*** SOURCE RECORDS
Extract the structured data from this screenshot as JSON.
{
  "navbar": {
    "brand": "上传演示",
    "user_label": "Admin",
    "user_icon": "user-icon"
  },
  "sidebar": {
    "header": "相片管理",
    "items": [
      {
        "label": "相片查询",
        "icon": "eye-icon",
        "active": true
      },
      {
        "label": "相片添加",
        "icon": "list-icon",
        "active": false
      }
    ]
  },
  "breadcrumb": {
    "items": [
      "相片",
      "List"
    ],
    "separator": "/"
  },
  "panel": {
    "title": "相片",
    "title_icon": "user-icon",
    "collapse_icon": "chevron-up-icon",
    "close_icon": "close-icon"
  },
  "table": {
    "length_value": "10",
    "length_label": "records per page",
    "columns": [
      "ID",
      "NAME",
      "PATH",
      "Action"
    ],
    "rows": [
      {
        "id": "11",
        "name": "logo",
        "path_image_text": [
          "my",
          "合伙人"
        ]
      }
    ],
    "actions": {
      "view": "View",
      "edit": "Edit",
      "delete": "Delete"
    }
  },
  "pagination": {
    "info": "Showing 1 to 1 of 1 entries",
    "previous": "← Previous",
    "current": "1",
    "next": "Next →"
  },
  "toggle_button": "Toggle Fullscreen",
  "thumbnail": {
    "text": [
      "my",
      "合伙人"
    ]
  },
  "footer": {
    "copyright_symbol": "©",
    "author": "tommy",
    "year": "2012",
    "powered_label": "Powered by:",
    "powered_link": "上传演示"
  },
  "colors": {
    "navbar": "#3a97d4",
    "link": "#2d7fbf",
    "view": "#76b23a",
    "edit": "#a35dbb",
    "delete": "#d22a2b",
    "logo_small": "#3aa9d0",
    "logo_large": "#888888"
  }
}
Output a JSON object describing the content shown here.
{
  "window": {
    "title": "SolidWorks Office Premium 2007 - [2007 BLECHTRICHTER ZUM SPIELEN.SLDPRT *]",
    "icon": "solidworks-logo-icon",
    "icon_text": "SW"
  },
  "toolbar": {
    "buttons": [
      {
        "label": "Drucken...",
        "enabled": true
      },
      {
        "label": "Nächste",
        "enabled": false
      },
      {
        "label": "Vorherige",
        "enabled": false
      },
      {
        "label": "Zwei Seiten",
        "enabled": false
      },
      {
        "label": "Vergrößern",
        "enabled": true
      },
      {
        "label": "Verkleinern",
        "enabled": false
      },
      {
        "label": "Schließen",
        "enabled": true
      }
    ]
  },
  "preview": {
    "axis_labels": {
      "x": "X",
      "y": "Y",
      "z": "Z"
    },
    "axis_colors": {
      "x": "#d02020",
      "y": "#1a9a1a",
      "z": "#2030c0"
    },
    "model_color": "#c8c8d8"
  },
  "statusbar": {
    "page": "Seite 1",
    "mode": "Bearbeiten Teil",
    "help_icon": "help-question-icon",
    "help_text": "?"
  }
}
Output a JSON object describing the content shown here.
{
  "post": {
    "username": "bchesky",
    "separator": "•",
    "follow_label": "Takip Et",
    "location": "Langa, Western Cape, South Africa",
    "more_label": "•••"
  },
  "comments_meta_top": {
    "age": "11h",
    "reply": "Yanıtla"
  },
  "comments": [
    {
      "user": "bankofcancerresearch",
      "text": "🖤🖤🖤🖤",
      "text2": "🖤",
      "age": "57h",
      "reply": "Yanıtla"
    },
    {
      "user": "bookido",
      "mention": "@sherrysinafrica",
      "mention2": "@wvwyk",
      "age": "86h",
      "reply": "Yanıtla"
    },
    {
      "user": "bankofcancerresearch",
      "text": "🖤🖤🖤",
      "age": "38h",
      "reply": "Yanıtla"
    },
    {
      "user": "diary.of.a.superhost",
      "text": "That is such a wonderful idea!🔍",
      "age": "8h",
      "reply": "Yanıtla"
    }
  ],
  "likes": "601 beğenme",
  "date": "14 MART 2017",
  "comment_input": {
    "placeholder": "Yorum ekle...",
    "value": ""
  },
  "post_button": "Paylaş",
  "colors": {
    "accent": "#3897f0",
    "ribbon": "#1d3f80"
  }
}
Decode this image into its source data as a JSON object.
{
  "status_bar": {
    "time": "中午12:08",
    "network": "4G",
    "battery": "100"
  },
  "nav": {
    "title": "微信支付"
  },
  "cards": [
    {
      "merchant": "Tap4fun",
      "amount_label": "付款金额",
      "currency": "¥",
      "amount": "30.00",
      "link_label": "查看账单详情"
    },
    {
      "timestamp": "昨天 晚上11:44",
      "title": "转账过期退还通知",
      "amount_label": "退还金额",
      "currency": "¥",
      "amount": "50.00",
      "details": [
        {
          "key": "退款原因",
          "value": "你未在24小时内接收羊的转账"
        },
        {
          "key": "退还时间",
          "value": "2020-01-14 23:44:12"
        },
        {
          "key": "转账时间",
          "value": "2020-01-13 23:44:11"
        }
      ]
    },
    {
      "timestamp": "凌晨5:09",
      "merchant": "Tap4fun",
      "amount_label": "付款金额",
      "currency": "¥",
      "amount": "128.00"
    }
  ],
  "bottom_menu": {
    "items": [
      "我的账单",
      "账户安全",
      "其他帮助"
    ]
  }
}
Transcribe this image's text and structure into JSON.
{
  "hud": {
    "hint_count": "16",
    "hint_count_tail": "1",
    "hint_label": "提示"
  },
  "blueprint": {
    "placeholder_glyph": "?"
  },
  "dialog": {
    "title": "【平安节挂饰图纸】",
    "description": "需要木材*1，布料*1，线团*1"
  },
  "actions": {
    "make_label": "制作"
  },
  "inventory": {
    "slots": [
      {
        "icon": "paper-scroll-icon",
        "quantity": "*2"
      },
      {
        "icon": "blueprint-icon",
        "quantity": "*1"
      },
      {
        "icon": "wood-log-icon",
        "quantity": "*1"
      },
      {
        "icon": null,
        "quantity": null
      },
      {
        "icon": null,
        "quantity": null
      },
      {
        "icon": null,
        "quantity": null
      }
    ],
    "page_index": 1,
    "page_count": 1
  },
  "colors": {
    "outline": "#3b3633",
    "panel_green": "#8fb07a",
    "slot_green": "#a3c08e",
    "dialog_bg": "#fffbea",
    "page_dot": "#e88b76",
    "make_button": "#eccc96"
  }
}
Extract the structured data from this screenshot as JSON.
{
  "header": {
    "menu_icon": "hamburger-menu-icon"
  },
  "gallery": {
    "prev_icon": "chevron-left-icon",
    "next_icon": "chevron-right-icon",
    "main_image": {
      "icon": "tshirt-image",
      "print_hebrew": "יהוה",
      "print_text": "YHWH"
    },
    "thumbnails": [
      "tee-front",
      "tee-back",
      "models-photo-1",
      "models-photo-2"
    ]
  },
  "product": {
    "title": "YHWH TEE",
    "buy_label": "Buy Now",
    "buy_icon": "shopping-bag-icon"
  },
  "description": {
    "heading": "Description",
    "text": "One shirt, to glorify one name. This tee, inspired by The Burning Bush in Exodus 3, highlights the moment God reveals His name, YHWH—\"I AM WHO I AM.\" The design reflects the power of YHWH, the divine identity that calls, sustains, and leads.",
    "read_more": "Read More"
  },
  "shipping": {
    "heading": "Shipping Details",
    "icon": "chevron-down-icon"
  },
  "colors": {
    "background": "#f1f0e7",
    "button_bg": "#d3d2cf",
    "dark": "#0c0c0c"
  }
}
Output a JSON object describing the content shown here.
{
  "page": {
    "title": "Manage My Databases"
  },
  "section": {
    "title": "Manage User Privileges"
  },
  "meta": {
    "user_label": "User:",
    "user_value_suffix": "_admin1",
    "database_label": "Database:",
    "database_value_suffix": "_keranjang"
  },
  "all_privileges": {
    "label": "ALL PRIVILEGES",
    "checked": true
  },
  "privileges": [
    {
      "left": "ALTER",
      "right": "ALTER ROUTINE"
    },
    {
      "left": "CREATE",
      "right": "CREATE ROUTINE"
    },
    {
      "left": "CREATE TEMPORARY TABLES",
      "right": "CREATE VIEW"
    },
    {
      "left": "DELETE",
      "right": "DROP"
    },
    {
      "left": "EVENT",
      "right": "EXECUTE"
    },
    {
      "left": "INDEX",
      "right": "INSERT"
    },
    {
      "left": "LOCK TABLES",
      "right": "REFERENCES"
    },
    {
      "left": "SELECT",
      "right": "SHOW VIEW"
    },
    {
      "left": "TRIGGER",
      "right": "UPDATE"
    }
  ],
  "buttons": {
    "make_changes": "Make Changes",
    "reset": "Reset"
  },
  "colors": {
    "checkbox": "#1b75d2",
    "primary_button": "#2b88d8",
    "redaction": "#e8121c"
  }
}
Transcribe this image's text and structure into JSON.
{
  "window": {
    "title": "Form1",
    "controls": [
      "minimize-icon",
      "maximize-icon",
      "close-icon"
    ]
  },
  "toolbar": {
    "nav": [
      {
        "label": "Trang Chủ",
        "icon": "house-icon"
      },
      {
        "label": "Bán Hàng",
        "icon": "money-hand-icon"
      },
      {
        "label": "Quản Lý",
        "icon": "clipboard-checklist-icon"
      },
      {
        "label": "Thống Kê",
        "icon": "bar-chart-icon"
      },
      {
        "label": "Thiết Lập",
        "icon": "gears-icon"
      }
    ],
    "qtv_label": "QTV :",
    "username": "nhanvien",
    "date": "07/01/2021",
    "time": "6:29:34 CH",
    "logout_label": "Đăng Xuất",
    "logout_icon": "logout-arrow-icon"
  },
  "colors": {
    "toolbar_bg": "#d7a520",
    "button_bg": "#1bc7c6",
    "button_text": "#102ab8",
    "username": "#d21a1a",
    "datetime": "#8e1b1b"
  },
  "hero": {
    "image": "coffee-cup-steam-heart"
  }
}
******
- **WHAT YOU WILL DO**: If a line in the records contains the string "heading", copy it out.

- **SOLUTION TO THIS PROBLEM**:
    "heading": "Description",
    "heading": "Shipping Details",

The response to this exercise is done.